- _PROBLEM_:
Print the whole listing exactly as it appears, but skip the pictures.

----

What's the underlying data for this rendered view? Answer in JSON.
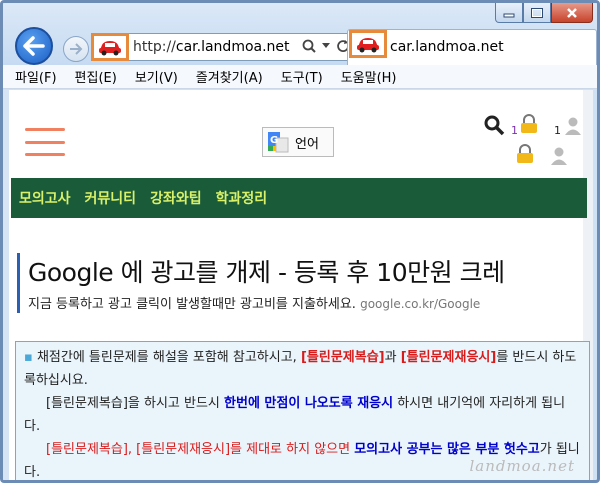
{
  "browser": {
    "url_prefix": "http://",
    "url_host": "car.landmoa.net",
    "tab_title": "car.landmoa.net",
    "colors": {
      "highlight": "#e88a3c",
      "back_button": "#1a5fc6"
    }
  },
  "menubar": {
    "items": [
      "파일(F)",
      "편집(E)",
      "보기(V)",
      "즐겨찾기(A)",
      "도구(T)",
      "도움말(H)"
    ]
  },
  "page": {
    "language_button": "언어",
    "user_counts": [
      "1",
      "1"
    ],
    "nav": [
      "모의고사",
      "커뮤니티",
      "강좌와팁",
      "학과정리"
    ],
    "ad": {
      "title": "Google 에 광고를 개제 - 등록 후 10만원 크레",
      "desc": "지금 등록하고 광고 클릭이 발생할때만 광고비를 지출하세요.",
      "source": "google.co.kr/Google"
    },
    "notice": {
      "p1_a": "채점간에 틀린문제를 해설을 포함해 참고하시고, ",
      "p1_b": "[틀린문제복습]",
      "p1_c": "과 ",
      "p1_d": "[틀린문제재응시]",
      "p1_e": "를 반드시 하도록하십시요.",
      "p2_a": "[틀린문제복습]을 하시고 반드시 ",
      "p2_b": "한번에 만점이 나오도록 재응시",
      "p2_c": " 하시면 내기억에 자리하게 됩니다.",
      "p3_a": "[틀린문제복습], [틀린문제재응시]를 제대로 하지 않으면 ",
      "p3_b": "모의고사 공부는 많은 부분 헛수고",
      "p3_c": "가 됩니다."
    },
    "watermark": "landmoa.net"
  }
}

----

- _RESPONSE_:
What's the underlying data for this rendered view? Answer in JSON.
{
  "browser": {
    "url_prefix": "http://",
    "url_host": "car.landmoa.net",
    "tab_title": "car.landmoa.net",
    "colors": {
      "highlight": "#e88a3c",
      "back_button": "#1a5fc6"
    }
  },
  "menubar": {
    "items": [
      "파일(F)",
      "편집(E)",
      "보기(V)",
      "즐겨찾기(A)",
      "도구(T)",
      "도움말(H)"
    ]
  },
  "page": {
    "language_button": "언어",
    "user_counts": [
      "1",
      "1"
    ],
    "nav": [
      "모의고사",
      "커뮤니티",
      "강좌와팁",
      "학과정리"
    ],
    "ad": {
      "title": "Google 에 광고를 개제 - 등록 후 10만원 크레",
      "desc": "지금 등록하고 광고 클릭이 발생할때만 광고비를 지출하세요.",
      "source": "google.co.kr/Google"
    },
    "notice": {
      "p1_a": "채점간에 틀린문제를 해설을 포함해 참고하시고, ",
      "p1_b": "[틀린문제복습]",
      "p1_c": "과 ",
      "p1_d": "[틀린문제재응시]",
      "p1_e": "를 반드시 하도록하십시요.",
      "p2_a": "[틀린문제복습]을 하시고 반드시 ",
      "p2_b": "한번에 만점이 나오도록 재응시",
      "p2_c": " 하시면 내기억에 자리하게 됩니다.",
      "p3_a": "[틀린문제복습], [틀린문제재응시]를 제대로 하지 않으면 ",
      "p3_b": "모의고사 공부는 많은 부분 헛수고",
      "p3_c": "가 됩니다."
    },
    "watermark": "landmoa.net"
  }
}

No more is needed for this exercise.